But more realistically, we decided to create something super sturdy that would last years and years, with some cool RGB LED lights around the top corner for a nice atmosphere.
He gave me sizes:
and sets a budget of 250 - 300€ in material, which is relatively cheap considering the cost of wood here in Italy (much, much higher than the US).
I live in a urban area in center-north Italy, so it was impossibile to recover enough wood of decent quality from scraps, landfills or local factories. We decided to go for shop-new material, and the woods of choice were the ones with the best price-sturdiness ratio available here: fir wood and pine wood.
Some words about Fir Wood and Pine Wood
Fir is a conifer, and it's widely available in Italy. Here is the main choice when it comes to building projects like houses, patios, garden structures, roofs... thanks also to a great compression resistance. Obviously, it doesn't have the quality of hardwoods like mahogany, durmast or oak, but It's quite cheap and very easy to work with.
Pine is also a conifer and similar to Fir in a lot of ways, but it's usually more robust and little bit more expensive. It's a scented wood: when fresh cut, it release a strong and nice smell. Pine wood processed in autoclave is a very common choice for outdoor projects, since it's usually life long lasting against weather, bugs and parasites. Also, autoclave pine is softer and so harder to split with screws and nails.
I'm a fan of pen and paper. I usually prefer to make a simple sketch of my projects and then list all the material I'll need.
But this bar counter is significantly bigger than my classic weekend builds, so I decided that this was a good occasion to learn a little bit of Google SketchUp. It really is an awesome software, with a lot of video tutorials to start with, that you can find easily on the sofware website or around the web, in DIY forums and communities. I highly suggest you to spend some time to learn it, the basics are quite simple and it's highly rewarding.
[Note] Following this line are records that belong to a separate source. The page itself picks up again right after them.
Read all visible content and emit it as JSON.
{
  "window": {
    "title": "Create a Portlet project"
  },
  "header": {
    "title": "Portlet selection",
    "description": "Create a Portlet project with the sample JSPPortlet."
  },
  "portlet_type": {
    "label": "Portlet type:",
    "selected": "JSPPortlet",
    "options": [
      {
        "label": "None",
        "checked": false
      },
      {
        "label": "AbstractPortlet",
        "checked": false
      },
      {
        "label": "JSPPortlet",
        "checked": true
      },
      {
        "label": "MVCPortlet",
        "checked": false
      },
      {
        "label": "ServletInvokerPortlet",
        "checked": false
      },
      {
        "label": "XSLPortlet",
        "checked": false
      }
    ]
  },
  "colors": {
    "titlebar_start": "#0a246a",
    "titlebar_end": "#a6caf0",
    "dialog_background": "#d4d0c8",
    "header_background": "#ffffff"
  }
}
Having a 3D model of your project is useful for many reasons:
...and much more. There are also tools (that I still have to learn) that can lay out the entire 3D project in a complete data sheet full of sizes and material lists. Isn't that convenient?
If you like this particular build, you can download my SketchUp file here!
IMPORTANT NOTE: I ALWAYS change my mind a little during construction progress, so the SketchUp progress you see here is NOT the final version of the build. I've changed a lot of details: colors, part of the frame and even the top. This is just an example to see how a good 3D project can help you with a long build.